To convert new players into lifelong customers, the 71-year-old company is heading online and taking advantage of the 1.5 billion smartphones that were sold last year.

"It's inescapable," said Ethan Kaplan, general manager of Fender Digital in Los Angeles. "What is commanding attention is a tap and a click away. People don't sit through long stuff anymore."

On Thursday, the company launched Fender Play, an online lesson platform that costs $19.99 a month and is designed to get guitar newbies playing songs right away rather than having them labor through chord progressions. Lessons on the web and through the iPhone app average about eight minutes. It will be the first major revenue-generating initiative for Fender Digital, which launched in 2015.

Fender is already teaching guitar players through a product called Riffstation that lets people access chords to millions of songs. It's a crowded market, featuring companies like Yousician and Chordify, and there's a treasure trove of free tutorial videos on YouTube.

The company is focused on making learning as easy as possible with the goal of building a digital business and at the same time driving sales of physical instruments.

Despite a Washington Post report stating that electric guitar sales have dwindled over the past decade from 1.5 million a year to a little over 1 million, Fender CEO Andy Mooney said his company's electric guitar sales are flat to slightly up.
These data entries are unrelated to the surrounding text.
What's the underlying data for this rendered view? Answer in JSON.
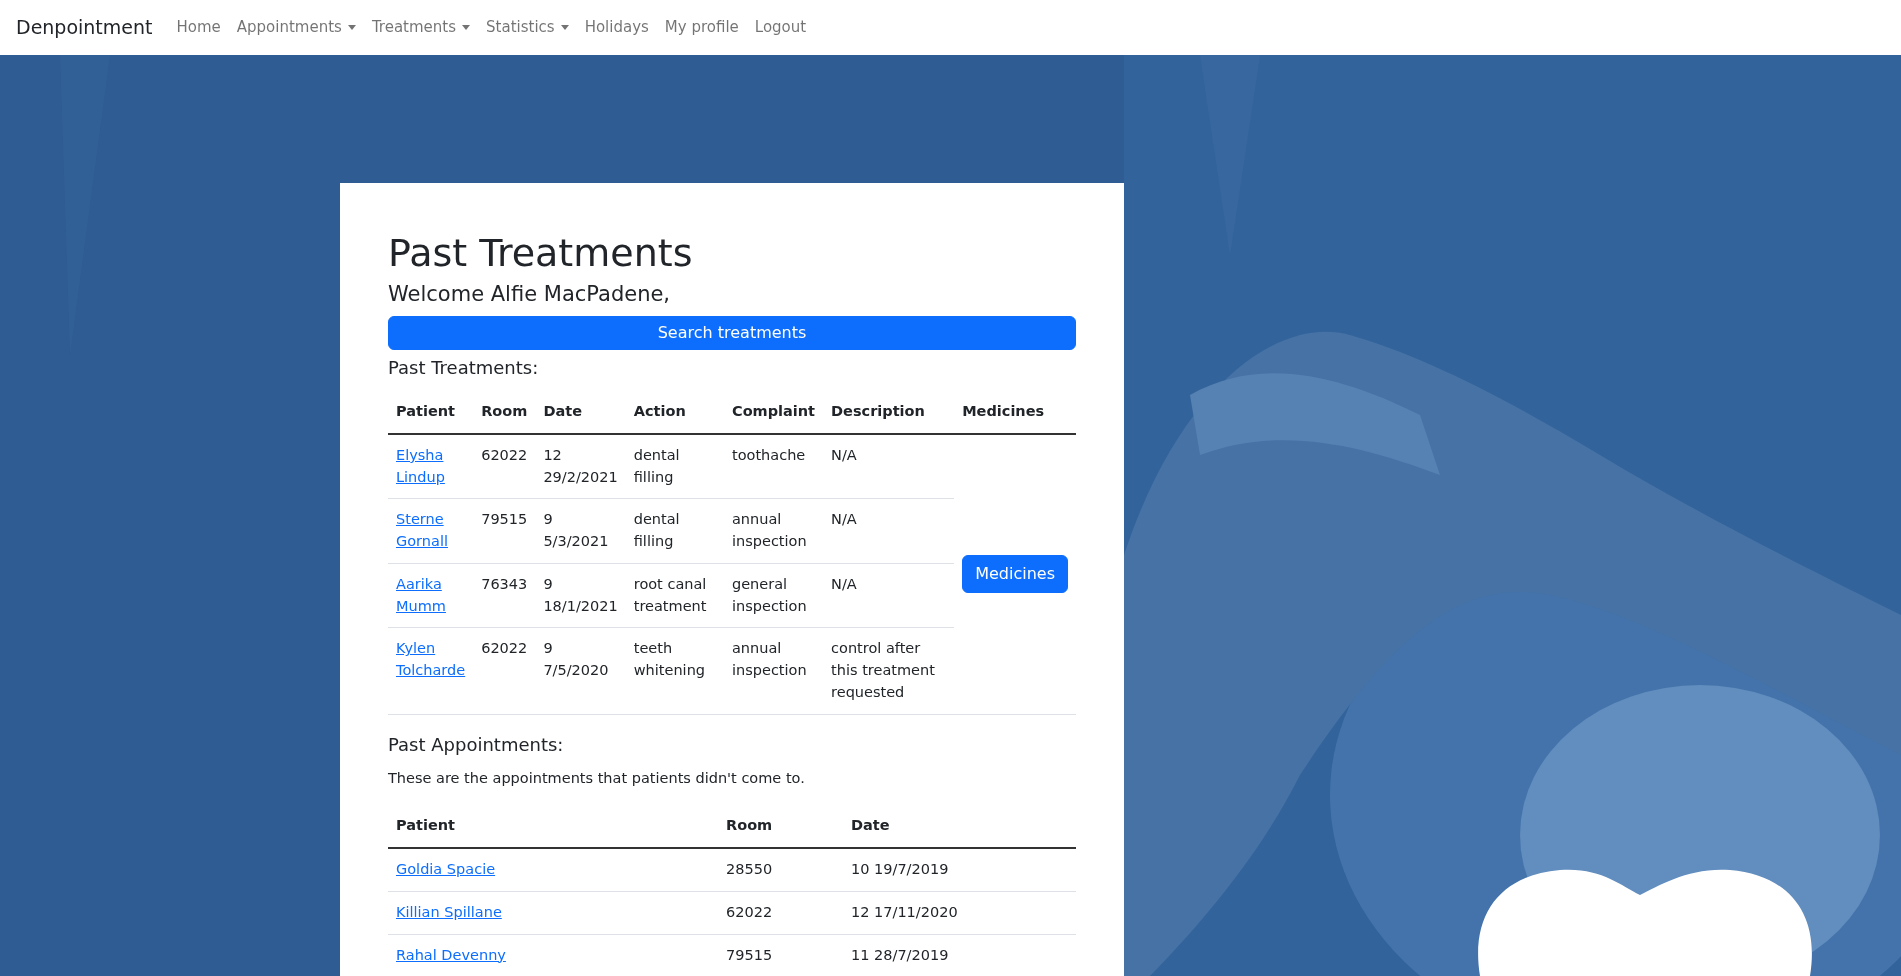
{
  "navbar": {
    "brand": "Denpointment",
    "items": [
      {
        "label": "Home",
        "dropdown": false
      },
      {
        "label": "Appointments",
        "dropdown": true
      },
      {
        "label": "Treatments",
        "dropdown": true
      },
      {
        "label": "Statistics",
        "dropdown": true
      },
      {
        "label": "Holidays",
        "dropdown": false
      },
      {
        "label": "My profile",
        "dropdown": false
      },
      {
        "label": "Logout",
        "dropdown": false
      }
    ]
  },
  "page": {
    "title": "Past Treatments",
    "welcome": "Welcome Alfie MacPadene,",
    "search_button": "Search treatments"
  },
  "treatments": {
    "heading": "Past Treatments:",
    "columns": [
      "Patient",
      "Room",
      "Date",
      "Action",
      "Complaint",
      "Description",
      "Medicines"
    ],
    "rows": [
      {
        "patient": "Elysha Lindup",
        "room": "62022",
        "date": "12 29/2/2021",
        "action": "dental filling",
        "complaint": "toothache",
        "description": "N/A"
      },
      {
        "patient": "Sterne Gornall",
        "room": "79515",
        "date": "9 5/3/2021",
        "action": "dental filling",
        "complaint": "annual inspection",
        "description": "N/A"
      },
      {
        "patient": "Aarika Mumm",
        "room": "76343",
        "date": "9 18/1/2021",
        "action": "root canal treatment",
        "complaint": "general inspection",
        "description": "N/A"
      },
      {
        "patient": "Kylen Tolcharde",
        "room": "62022",
        "date": "9 7/5/2020",
        "action": "teeth whitening",
        "complaint": "annual inspection",
        "description": "control after this treatment requested"
      }
    ],
    "medicines_button": "Medicines"
  },
  "appointments": {
    "heading": "Past Appointments:",
    "note": "These are the appointments that patients didn't come to.",
    "columns": [
      "Patient",
      "Room",
      "Date"
    ],
    "rows": [
      {
        "patient": "Goldia Spacie",
        "room": "28550",
        "date": "10 19/7/2019"
      },
      {
        "patient": "Killian Spillane",
        "room": "62022",
        "date": "12 17/11/2020"
      },
      {
        "patient": "Rahal Devenny",
        "room": "79515",
        "date": "11 28/7/2019"
      }
    ]
  }
}
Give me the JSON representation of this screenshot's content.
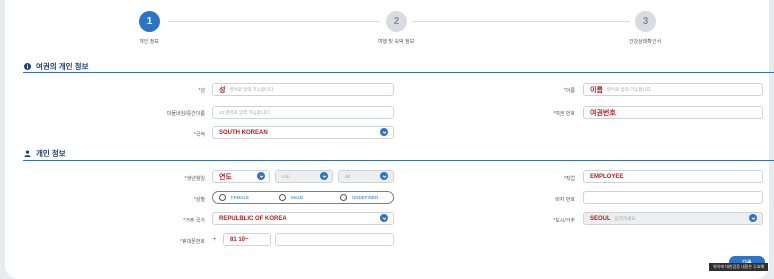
{
  "stepper": {
    "steps": [
      {
        "number": "1",
        "label": "개인 정보",
        "active": true
      },
      {
        "number": "2",
        "label": "여행 및 숙박 정보",
        "active": false
      },
      {
        "number": "3",
        "label": "건강상태확인서",
        "active": false
      }
    ]
  },
  "passport_section": {
    "title": "여권의 개인 정보",
    "icon": "info-circle-icon",
    "surname": {
      "label": "성",
      "value": "성",
      "placeholder": "영어로 입력 가능합니다."
    },
    "given_name": {
      "label": "이름",
      "value": "이름",
      "placeholder": "영어로 입력 가능합니다."
    },
    "middle_name": {
      "label": "미들네임/중간이름",
      "placeholder": "42 영어로 입력 가능합니다."
    },
    "passport_no": {
      "label": "여권 번호",
      "value": "여권번호"
    },
    "nationality": {
      "label": "국적",
      "value": "SOUTH KOREAN"
    }
  },
  "personal_section": {
    "title": "개인 정보",
    "icon": "person-icon",
    "birth": {
      "label": "생년월일",
      "year": "연도",
      "month_placeholder": "mm",
      "day_placeholder": "dd"
    },
    "occupation": {
      "label": "직업",
      "value": "EMPLOYEE"
    },
    "gender": {
      "label": "성별",
      "options": [
        "FEMALE",
        "MALE",
        "UNDEFINED"
      ]
    },
    "visa": {
      "label": "비자 번호"
    },
    "residence_country": {
      "label": "거주 국가",
      "value": "REPULBLIC OF KOREA"
    },
    "city": {
      "label": "도시/거주",
      "value": "SEOUL",
      "placeholder": "입력하세요"
    },
    "phone": {
      "label": "휴대폰번호",
      "plus": "+",
      "code": "81 10~"
    }
  },
  "actions": {
    "next_label": "다음",
    "tooltip": "위치에 대한검증 내용은 무효해"
  },
  "colors": {
    "accent": "#2b74c6",
    "value_red": "#b51c1c",
    "section_title": "#1f3f73"
  }
}
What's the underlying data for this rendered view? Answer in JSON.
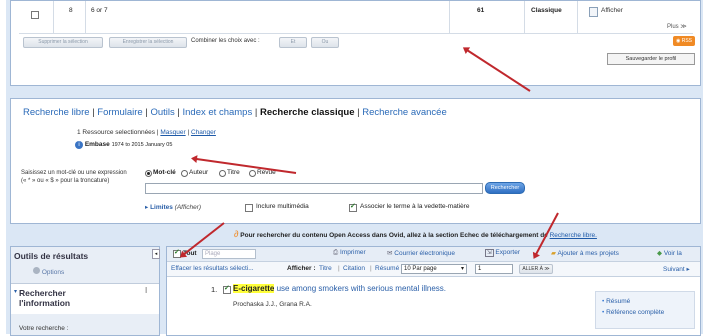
{
  "top_table": {
    "row": {
      "num": "8",
      "query": "6 or 7",
      "count": "61",
      "type": "Classique",
      "action": "Afficher"
    },
    "more": "Plus ≫",
    "delete_btn": "Supprimer la sélection",
    "save_btn": "Enregistrer la sélection",
    "combine_label": "Combiner les choix avec :",
    "combine_and": "Et",
    "combine_or": "Ou",
    "rss": "RSS",
    "save_profile": "Sauvegarder le profil"
  },
  "search": {
    "tabs": [
      {
        "label": "Recherche libre",
        "active": false
      },
      {
        "label": "Formulaire",
        "active": false
      },
      {
        "label": "Outils",
        "active": false
      },
      {
        "label": "Index et champs",
        "active": false
      },
      {
        "label": "Recherche classique",
        "active": true
      },
      {
        "label": "Recherche avancée",
        "active": false
      }
    ],
    "resources_text": "1 Ressource selectionnées |",
    "hide_link": "Masquer",
    "change_link": "Changer",
    "db_name": "Embase",
    "db_range": "1974 to 2015 January 05",
    "prompt": "Saisissez un mot-clé ou une expression (« * » ou « $ » pour la troncature)",
    "radios": [
      "Mot-clé",
      "Auteur",
      "Titre",
      "Revue"
    ],
    "search_btn": "Rechercher",
    "limits_label": "Limites",
    "limits_show": "(Afficher)",
    "include_multimedia": "Inclure multimédia",
    "associate_term": "Associer le terme à la vedette-matière"
  },
  "open_access": {
    "text": "Pour rechercher du contenu Open Access dans Ovid, allez à la section Echec de téléchargement de",
    "link": "Recherche libre."
  },
  "sidebar": {
    "tools_title": "Outils de résultats",
    "options": "Options",
    "research_title": "Rechercher l'information",
    "your_search": "Votre recherche :"
  },
  "results": {
    "toolbar": {
      "all": "Tout",
      "range_placeholder": "Plage",
      "print": "Imprimer",
      "email": "Courrier électronique",
      "export": "Exporter",
      "add_projects": "Ajouter à mes projets",
      "view": "Voir la"
    },
    "clear": "Effacer les résultats sélecti...",
    "display_label": "Afficher :",
    "display_title": "Titre",
    "display_citation": "Citation",
    "display_abstract": "Résumé",
    "per_page": "10 Par page",
    "page_value": "1",
    "goto": "ALLER À ≫",
    "next": "Suivant ▸",
    "item": {
      "number": "1.",
      "highlight": "E-cigarette",
      "title_rest": "use among smokers with serious mental illness.",
      "authors": "Prochaska J.J., Grana R.A.",
      "link_abstract": "Résumé",
      "link_full": "Référence complète"
    }
  }
}
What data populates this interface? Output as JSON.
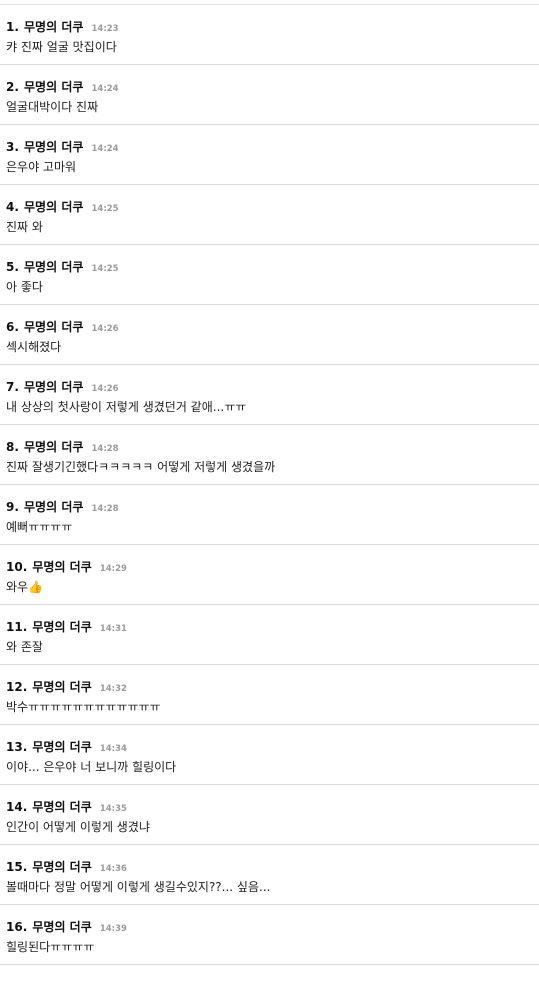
{
  "comments": [
    {
      "num": "1.",
      "author": "무명의 더쿠",
      "time": "14:23",
      "text": "캬 진짜 얼굴 맛집이다"
    },
    {
      "num": "2.",
      "author": "무명의 더쿠",
      "time": "14:24",
      "text": "얼굴대박이다 진짜"
    },
    {
      "num": "3.",
      "author": "무명의 더쿠",
      "time": "14:24",
      "text": "은우야 고마워"
    },
    {
      "num": "4.",
      "author": "무명의 더쿠",
      "time": "14:25",
      "text": "진짜 와"
    },
    {
      "num": "5.",
      "author": "무명의 더쿠",
      "time": "14:25",
      "text": "아 좋다"
    },
    {
      "num": "6.",
      "author": "무명의 더쿠",
      "time": "14:26",
      "text": "섹시해졌다"
    },
    {
      "num": "7.",
      "author": "무명의 더쿠",
      "time": "14:26",
      "text": "내 상상의 첫사랑이 저렇게 생겼던거 같애...ㅠㅠ"
    },
    {
      "num": "8.",
      "author": "무명의 더쿠",
      "time": "14:28",
      "text": "진짜 잘생기긴했다ㅋㅋㅋㅋㅋ 어떻게 저렇게 생겼을까"
    },
    {
      "num": "9.",
      "author": "무명의 더쿠",
      "time": "14:28",
      "text": "예뻐ㅠㅠㅠㅠ"
    },
    {
      "num": "10.",
      "author": "무명의 더쿠",
      "time": "14:29",
      "text": "와우👍"
    },
    {
      "num": "11.",
      "author": "무명의 더쿠",
      "time": "14:31",
      "text": "와 존잘"
    },
    {
      "num": "12.",
      "author": "무명의 더쿠",
      "time": "14:32",
      "text": "박수ㅠㅠㅠㅠㅠㅠㅠㅠㅠㅠㅠㅠ"
    },
    {
      "num": "13.",
      "author": "무명의 더쿠",
      "time": "14:34",
      "text": "이야... 은우야 너 보니까 힐링이다"
    },
    {
      "num": "14.",
      "author": "무명의 더쿠",
      "time": "14:35",
      "text": "인간이 어떻게 이렇게 생겼냐"
    },
    {
      "num": "15.",
      "author": "무명의 더쿠",
      "time": "14:36",
      "text": "볼때마다 정말 어떻게 이렇게 생길수있지??... 싶음..."
    },
    {
      "num": "16.",
      "author": "무명의 더쿠",
      "time": "14:39",
      "text": "힐링된다ㅠㅠㅠㅠ"
    }
  ]
}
A woman uses the Fender Play program to learn how to play guitar.
Courtesy of Danny Zapalac/Fender
A woman uses the Fender Play program to learn how to play guitar.

"The first time I read electric guitar is dead, John Travolta was dancing in `Saturday Night Fever' and disco was projected to wipe out the electric guitar," Mooney said. More recently, he said, electronic dance music "was projected to do the same. Both projections were wrong."

Meanwhile, acoustic guitars have increased in sales over the last five years, and the ukulele is booming, Mooney said.

"Sales of fretted instruments are in great shape," he said. "It's a great time to be in the guitar business."

Fender is also addressing other changes in the market.

Half of first-time guitar buyers are women as artists like Taylor Swift have encouraged many females to pick up the instrument. Fender Play is including lessons to target them.

`Not about getting up on stage'

Another major shift Fender noticed was that the majority of songs people look for on Riffstation were originally played on instruments other than guitar. It's not like the old days when guitar buyers were out to mimic legends like Jimi Hendrix and Eric Clapton.

"Only about 10 percent of people who pick up guitar want to play in a band," Mooney said. "They want to master the instrument and have fun with it on some level, but it's not about getting up on stage."

Fender Play is meant for beginning to intermediate guitar players, but most of the content currently is for those just getting started.

However, Mooney feels confident Fender can keep its diehard customers. The company says that 78 percent to 90 percent of musicians at the top four major U.S. festivals use Fender guitars and amps, and its main website is focused on the experienced guitar player.

Kaplan said the company is trying to make it easier for beginners to get started and then convert them into Fender customers for life.

"A lot of people just want to make a good song and play something acoustically and sing along to it and sing at a campfire," Kaplan said. "We don't prescribe one path"